Exercise description: Filter these entries so that only lines with the word "campus" remain.

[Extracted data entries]
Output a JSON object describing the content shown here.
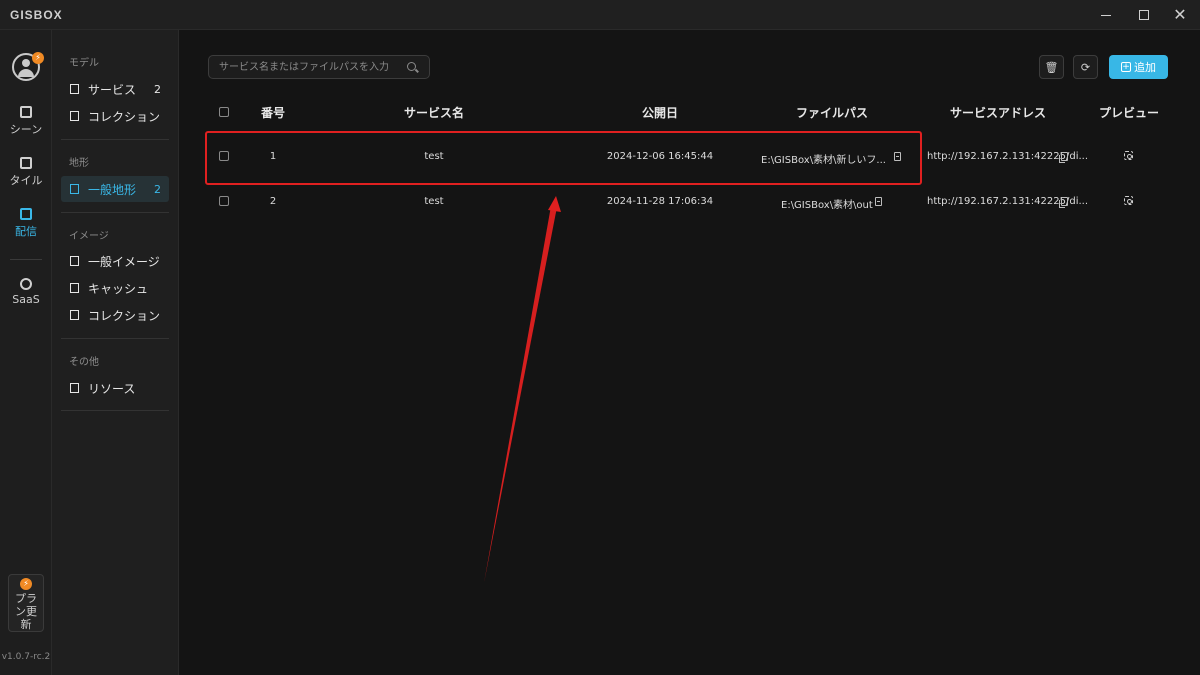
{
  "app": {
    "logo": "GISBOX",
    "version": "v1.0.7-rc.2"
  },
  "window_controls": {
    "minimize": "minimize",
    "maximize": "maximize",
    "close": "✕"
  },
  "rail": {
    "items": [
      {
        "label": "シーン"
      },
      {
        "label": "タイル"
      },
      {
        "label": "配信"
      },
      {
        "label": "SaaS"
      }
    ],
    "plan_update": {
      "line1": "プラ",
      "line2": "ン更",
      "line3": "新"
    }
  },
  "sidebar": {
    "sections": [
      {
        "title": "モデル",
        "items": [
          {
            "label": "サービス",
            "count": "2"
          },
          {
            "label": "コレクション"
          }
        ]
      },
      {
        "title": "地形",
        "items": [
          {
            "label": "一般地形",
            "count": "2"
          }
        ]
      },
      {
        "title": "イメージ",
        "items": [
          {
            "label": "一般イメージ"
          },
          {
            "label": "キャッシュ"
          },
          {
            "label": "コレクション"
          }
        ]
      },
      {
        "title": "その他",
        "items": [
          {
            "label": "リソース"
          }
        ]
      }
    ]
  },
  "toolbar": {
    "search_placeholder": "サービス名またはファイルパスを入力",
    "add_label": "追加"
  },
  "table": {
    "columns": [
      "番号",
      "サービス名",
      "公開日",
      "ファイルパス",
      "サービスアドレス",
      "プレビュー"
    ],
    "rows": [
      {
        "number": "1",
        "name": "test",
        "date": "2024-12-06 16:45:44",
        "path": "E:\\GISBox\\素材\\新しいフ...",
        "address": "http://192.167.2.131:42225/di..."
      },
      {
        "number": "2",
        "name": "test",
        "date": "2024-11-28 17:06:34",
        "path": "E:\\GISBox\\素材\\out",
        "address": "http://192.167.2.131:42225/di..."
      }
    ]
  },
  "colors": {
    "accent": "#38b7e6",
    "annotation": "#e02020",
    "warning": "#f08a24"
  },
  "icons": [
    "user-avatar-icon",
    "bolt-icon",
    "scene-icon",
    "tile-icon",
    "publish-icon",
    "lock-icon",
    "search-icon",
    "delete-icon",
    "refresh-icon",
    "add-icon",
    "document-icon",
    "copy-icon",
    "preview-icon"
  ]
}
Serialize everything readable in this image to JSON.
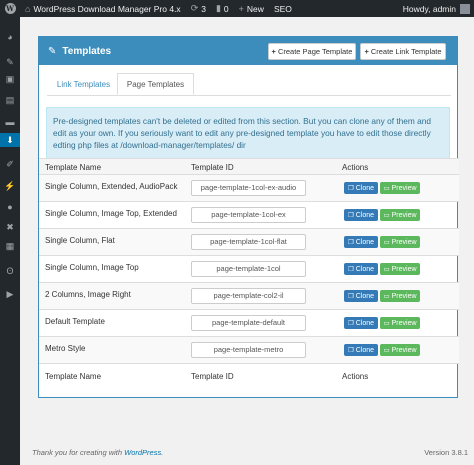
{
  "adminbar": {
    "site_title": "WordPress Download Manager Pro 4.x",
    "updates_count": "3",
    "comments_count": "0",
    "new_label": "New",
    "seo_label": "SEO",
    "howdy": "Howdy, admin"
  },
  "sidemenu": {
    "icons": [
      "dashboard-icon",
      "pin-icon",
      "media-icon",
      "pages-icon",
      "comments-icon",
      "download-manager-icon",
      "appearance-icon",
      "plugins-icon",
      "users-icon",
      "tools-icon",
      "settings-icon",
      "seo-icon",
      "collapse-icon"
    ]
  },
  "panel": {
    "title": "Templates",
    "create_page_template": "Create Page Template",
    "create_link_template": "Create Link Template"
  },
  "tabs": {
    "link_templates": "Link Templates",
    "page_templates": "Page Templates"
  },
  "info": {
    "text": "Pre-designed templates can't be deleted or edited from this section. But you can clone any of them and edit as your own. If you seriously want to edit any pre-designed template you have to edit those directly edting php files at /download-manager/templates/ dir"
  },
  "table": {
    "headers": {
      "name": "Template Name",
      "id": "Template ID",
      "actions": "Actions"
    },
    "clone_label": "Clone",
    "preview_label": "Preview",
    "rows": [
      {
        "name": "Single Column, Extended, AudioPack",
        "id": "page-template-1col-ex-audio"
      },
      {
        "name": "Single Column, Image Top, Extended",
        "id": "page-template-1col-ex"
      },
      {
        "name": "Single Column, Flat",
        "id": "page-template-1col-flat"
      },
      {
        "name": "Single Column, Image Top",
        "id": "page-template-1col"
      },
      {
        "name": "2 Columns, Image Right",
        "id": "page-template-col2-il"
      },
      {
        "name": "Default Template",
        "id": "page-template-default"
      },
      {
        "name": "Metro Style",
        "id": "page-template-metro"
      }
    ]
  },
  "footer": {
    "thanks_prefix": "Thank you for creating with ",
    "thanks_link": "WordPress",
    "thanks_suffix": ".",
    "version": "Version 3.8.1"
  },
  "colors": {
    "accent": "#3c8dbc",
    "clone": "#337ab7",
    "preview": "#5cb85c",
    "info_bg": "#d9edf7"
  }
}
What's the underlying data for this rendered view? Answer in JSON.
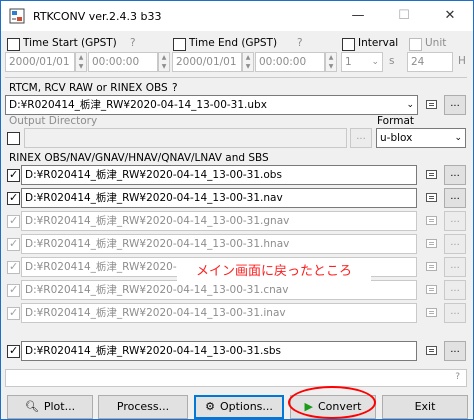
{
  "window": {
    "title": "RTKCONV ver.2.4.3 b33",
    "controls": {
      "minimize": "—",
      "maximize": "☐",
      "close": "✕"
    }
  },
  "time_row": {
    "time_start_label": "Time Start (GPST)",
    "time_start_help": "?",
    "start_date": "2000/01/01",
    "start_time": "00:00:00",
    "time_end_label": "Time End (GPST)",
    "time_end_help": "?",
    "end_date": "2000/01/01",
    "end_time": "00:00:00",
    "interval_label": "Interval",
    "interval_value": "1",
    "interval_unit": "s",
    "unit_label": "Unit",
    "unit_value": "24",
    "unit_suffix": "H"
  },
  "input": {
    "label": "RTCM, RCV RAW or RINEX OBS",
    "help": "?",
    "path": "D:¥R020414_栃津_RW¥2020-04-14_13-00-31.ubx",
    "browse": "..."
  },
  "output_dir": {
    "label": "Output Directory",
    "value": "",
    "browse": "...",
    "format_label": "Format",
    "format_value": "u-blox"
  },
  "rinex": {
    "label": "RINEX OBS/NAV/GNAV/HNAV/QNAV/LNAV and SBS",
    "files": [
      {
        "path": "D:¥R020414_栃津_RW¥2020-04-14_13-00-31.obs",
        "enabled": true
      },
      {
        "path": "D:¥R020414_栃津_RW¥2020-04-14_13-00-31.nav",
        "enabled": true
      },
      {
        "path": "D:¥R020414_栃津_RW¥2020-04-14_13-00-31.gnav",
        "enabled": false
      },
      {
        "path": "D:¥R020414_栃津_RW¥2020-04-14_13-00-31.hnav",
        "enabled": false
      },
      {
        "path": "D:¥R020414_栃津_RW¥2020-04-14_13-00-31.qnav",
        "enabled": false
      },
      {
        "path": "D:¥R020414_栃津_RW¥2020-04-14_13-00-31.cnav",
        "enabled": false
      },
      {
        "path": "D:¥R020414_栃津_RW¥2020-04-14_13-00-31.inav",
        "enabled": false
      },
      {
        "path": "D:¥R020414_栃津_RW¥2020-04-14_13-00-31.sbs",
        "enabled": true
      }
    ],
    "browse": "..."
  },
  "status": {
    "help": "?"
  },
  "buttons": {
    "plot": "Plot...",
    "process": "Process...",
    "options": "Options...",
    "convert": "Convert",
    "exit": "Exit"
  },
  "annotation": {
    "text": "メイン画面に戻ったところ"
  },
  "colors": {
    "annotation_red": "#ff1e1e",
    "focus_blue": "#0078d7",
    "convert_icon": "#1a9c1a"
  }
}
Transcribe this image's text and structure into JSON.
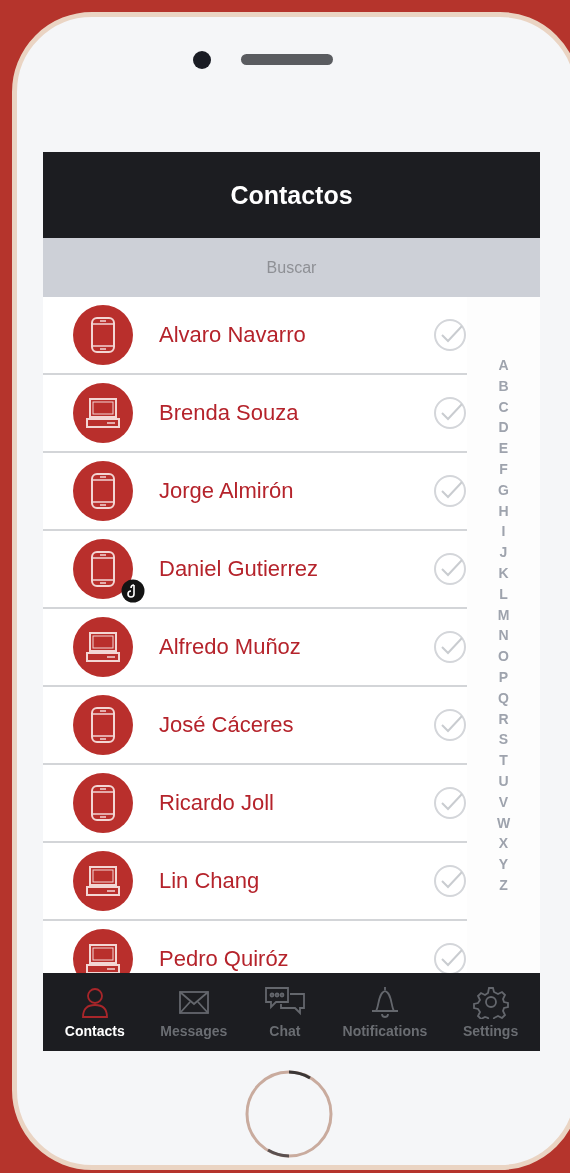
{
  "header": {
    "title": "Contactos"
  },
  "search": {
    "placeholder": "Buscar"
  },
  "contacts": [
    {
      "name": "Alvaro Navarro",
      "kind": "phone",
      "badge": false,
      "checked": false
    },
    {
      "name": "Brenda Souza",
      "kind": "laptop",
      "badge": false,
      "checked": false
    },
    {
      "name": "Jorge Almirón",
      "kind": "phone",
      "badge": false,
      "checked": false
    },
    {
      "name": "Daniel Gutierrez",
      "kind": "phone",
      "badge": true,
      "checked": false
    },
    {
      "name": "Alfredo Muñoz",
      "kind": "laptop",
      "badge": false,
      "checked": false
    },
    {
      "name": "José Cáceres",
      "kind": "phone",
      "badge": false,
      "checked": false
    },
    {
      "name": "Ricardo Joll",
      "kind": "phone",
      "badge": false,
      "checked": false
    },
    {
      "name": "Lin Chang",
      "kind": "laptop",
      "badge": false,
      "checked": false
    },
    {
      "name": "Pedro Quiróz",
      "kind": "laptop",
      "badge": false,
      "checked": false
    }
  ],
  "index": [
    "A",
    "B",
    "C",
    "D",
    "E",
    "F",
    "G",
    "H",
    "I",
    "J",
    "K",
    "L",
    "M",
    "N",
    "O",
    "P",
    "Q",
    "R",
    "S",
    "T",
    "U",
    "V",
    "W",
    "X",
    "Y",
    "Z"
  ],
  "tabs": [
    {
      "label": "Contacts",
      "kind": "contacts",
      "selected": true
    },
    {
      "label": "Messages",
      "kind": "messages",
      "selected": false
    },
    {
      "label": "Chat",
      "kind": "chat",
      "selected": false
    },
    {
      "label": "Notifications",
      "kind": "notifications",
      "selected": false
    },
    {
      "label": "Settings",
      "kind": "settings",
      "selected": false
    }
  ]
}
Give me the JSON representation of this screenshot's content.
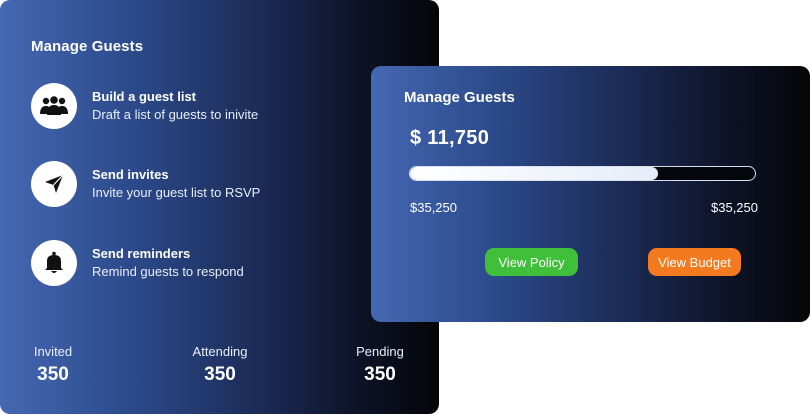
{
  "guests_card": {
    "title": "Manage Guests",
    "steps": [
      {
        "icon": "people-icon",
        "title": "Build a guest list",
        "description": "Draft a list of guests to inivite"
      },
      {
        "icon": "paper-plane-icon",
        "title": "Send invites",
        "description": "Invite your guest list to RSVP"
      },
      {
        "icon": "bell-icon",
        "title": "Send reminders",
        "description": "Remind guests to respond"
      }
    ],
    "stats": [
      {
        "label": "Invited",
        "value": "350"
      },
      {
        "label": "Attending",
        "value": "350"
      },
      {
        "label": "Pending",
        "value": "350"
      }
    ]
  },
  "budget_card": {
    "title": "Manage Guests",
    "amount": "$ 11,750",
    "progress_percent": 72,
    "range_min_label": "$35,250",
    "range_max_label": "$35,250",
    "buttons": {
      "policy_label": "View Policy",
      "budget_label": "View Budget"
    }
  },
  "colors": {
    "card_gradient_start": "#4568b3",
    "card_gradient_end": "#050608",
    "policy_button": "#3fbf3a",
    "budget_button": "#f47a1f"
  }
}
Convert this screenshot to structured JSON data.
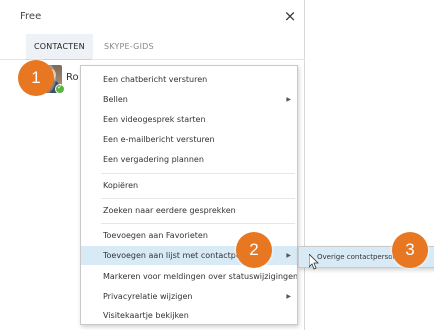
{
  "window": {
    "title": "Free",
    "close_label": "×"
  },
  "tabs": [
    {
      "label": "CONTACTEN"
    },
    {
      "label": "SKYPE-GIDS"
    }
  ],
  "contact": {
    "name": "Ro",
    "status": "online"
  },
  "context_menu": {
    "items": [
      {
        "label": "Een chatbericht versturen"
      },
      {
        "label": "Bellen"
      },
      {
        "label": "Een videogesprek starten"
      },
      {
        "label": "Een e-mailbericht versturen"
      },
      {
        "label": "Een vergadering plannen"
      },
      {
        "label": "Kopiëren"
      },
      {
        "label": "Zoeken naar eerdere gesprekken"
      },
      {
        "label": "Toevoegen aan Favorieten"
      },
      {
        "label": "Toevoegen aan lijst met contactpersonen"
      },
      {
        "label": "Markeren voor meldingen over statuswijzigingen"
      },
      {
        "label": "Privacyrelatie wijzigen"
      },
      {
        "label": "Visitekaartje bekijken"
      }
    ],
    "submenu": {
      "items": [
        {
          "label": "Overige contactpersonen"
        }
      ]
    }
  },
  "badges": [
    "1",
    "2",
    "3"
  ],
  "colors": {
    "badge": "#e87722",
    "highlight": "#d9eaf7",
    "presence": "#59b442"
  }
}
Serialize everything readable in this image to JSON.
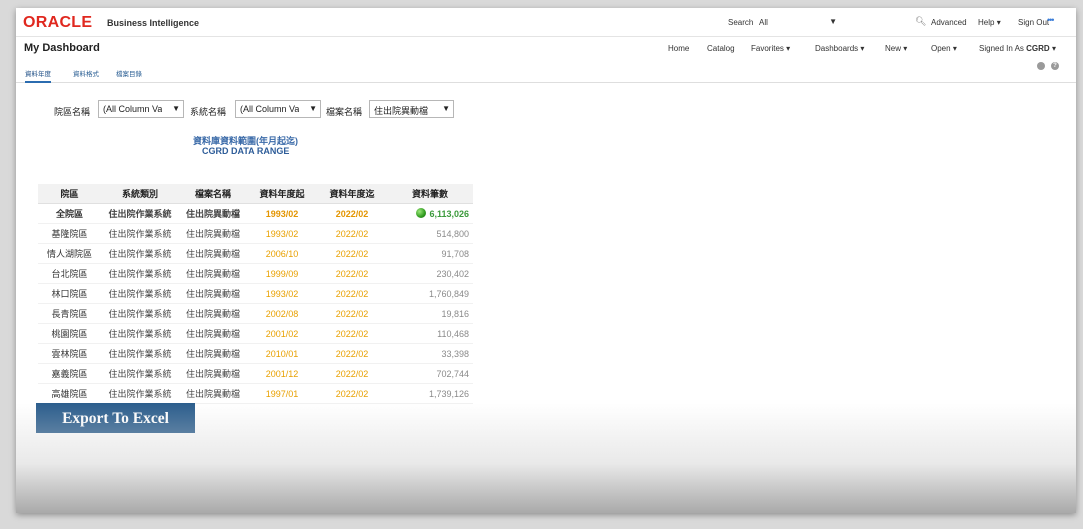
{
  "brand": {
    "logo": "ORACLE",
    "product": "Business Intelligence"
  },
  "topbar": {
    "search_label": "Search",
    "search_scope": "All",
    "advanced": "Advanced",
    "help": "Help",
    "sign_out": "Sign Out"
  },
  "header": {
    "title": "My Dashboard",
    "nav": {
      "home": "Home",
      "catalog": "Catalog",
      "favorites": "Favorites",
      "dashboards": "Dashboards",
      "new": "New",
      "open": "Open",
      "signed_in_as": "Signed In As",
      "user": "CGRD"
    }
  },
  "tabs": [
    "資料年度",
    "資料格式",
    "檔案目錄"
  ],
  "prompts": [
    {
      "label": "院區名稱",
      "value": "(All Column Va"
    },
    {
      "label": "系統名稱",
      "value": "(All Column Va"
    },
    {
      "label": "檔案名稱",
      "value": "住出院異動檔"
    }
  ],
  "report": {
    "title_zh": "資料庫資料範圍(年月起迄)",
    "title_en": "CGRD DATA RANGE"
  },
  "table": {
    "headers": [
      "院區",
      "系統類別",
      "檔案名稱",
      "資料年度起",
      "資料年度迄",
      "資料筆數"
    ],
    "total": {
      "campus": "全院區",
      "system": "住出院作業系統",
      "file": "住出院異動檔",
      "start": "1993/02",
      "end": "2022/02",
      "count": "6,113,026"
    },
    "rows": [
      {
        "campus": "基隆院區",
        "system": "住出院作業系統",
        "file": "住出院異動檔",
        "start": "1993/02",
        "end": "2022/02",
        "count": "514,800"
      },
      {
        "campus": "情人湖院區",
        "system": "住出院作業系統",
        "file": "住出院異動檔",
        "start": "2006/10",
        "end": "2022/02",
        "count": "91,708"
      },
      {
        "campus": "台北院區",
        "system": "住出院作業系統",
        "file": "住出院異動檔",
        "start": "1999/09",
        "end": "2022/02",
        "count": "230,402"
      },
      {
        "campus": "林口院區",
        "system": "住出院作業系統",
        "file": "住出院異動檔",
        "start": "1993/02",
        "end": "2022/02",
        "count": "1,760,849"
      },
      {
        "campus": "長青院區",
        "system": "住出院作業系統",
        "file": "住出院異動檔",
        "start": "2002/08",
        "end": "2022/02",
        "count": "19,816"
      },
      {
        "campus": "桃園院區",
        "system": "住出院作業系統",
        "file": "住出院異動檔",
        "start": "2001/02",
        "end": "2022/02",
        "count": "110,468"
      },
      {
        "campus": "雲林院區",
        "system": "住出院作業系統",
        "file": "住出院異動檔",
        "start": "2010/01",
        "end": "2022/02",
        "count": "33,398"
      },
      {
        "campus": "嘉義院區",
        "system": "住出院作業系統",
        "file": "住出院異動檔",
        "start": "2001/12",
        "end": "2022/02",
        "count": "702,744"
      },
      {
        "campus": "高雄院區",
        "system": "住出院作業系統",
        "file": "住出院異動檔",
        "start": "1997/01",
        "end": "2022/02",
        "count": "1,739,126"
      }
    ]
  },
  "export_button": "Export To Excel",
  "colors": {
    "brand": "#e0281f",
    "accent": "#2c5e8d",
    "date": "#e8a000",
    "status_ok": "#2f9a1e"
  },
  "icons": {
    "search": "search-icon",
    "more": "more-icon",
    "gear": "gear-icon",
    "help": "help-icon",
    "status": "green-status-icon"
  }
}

Response:
      "campus": "全院區",
        "campus": "基隆院區",
        "campus": "情人湖院區",
        "campus": "台北院區",
        "campus": "林口院區",
        "campus": "長青院區",
        "campus": "桃園院區",
        "campus": "雲林院區",
        "campus": "嘉義院區",
        "campus": "高雄院區",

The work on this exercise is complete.